Tuesday, February 14, 2012
Rant: Berkowitz Blacklisted Dinner--One Year Later, Part 2
Yesterday, I posted a Q&A with Roger Berkowitz, of Legal Sea Foods, concerning last year's blacklisted seafood dinner. Now, I want to comment on some of his answers, as well as address some of my own thoughts on the impact of the dinner.
At some point, despite the original, innocuous intent of the dinner, it transformed into something much more public and controversial. As I have commented before, it seems that eventually Berkowitz intended to foment controversy, to spark publicity and discussion. I don't believe he should be faulted for this, as plenty of people, on all sides of the sustainable seafood movement, have engaged in similar behavior. Controversy garners attention and that is often what is sought. You can't have a meaningful discussion unless people are listening.
An unfortunate side effect of creating controversy, as Berkowitz pointed out, is that it can inflame emotions, thus clouding the issues. It is clear that occurred in this instant, as some people reacted in the extreme even before the dinner occurred and Berkowitz was permitted to make his case. There is much passion involved in these issues, but it cannot be allowed to cloud perceptions. Once again, as Berkowitz pointed out, seafood sustainability is a complex issue, and blanket generalizations are usually incorrect. There is much gray, and everyone involved in this area should try to find ways to work together to resolve the ambiguities. We need to approach these matters with an open mind, willing to question everything (which is the best way to approach any issue).
On a more practical level, during the past year, Legal Sea Foods has "..tried to enhance our staff training on sustainability and our company practices in this area." That is a positive for consumers who will be able to receive more answers from their servers on sustainable issues. At any seafood restaurant that wants to be sustainable, having a knowledge staff is a significant step in that direction. It was also good to see that Legal added smelts to their menu this past summer, a tasty and sustainable choice.
There was more good news in the answers as well. First, the Vietnamese shrimp farm has now received certification from the Aquaculture Certification Council, Inc., indicating its positive efforts in sustainability. That is a significant step forward, and hopefully the farm will be a role model for other shrimp farms in that region. Second, it appears funding may soon be awarded to an OAWRS study, and there could be a stock assessment of cod in the late spring.
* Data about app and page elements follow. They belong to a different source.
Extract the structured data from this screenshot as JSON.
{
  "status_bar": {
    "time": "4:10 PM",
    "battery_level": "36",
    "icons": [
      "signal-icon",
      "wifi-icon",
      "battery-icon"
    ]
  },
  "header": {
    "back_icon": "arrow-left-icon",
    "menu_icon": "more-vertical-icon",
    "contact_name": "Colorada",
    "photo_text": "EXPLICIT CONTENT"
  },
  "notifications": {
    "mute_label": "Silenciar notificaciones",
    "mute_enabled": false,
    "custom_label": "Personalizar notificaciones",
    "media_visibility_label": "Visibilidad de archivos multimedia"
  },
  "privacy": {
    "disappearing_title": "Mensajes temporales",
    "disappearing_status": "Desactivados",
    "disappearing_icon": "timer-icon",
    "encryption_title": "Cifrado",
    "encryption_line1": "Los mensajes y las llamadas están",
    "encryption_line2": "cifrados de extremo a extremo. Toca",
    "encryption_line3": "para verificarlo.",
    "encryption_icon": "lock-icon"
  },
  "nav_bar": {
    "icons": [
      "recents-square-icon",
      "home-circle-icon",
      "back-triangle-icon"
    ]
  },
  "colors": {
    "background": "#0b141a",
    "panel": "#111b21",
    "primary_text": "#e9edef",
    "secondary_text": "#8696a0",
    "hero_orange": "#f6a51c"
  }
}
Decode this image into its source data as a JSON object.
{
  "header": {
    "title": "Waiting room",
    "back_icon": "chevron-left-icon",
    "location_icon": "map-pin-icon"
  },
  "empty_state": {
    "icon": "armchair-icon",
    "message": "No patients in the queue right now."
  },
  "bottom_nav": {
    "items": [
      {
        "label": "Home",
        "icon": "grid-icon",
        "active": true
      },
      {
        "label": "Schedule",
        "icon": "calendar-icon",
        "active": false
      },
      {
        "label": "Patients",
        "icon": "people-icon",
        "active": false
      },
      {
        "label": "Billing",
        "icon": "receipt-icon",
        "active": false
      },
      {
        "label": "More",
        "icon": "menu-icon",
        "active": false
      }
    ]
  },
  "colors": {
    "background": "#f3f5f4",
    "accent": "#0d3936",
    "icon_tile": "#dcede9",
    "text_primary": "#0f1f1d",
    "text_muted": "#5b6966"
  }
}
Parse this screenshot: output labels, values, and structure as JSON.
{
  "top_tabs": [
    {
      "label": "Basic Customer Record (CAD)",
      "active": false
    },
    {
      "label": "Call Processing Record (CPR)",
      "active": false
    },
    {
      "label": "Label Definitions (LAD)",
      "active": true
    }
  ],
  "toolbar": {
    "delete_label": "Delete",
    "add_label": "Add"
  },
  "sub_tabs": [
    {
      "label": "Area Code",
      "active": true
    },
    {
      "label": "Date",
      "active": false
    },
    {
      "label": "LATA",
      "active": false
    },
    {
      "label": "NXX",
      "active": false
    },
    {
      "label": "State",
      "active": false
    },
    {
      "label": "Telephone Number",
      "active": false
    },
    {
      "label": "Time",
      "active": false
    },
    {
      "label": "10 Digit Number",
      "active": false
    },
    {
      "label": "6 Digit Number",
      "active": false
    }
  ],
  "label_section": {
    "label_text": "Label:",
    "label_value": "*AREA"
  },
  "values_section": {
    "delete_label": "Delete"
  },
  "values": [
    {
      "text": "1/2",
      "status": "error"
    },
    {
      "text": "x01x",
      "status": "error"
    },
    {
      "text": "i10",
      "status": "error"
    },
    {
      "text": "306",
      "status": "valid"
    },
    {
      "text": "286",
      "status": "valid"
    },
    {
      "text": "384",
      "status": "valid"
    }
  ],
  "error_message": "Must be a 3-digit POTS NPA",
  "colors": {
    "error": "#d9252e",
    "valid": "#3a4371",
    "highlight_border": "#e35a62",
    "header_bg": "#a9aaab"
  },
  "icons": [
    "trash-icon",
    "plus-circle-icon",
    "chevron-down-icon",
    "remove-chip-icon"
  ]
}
OAWRS has the potential to provide much more accurate fish assessments than the current methods and it is good to see forward steps in this direction. We should support cutting edge scientific methods to enhance our knowledge of the sea.
Chef Richard Garcias of 606 Congress presented a Head to Tail Fin Dinner, with a menu including Monkish Carpaccio and Deep Fried Cod Tongue and Cheek. The Seafood Watch lists Monkfish as an Avoid and Atlantic Cod, which was also on the Legal blacklisted dinner, may also be an Avoid, dependent on the method of catch.
This dinner was not advertised as a "blacklisted" dinner and the restaurant has a reputation for using sustainable seafood. Yet the bottom line was that the restaurant did not accept the Avoid pronouncements of certain sustainability groups, just as Legal Sea Foods had not. So, in essence, the two seafood dinners had much in common, but the reaction to each was very different.
The 606 Congress dinner was not the focus of any opposition, criticism or controversy, except through my own posts. Why was this the case and was it an isolated incident? Or have sustainability proponents begun to accept that the issues of seafood sustainability are far more complex than simply an Avoid declaration? Part of the matter was probably that 606 Congress did not make controversial pronouncements about their dinner, keeping it more low key, though certainly not hiding anything either. It might also be a matter of trust, that sustainability proponents are less likely to trust a large company like Legal than a smaller restaurant like 606 Congress.
But, I feel that we certainly should ask questions under all of these circumstances, if only to stress the importance of such matters as well as to better understand the issues. Seafood sustainability is a complex set of issues, and new information arises all the time while old information gets revised. Because of this, we must be open to question our assumptions, willing to consider new data and studies, willing to change our positions if warranted. Don't let your emotions get in the way.
Take time to learn more about seafood sustainability and avail yourself of educational opportunities when they arise. For example, attend the International Boston Seafood Show in March, which will offer numerous opportunities to learn more about seafood sustainability. Find restaurants and purveyors who you can trust, but don't be afraid or reluctant to ask them questions. In the end, we all have the same goal, the preservation of the resources of the sea, so we should be able to find ways to work together, to learn together, and dine together.
“With earth’s burgeoning human population to feed we must turn to the sea with understanding and new technology. We need to farm it as we farm the land.”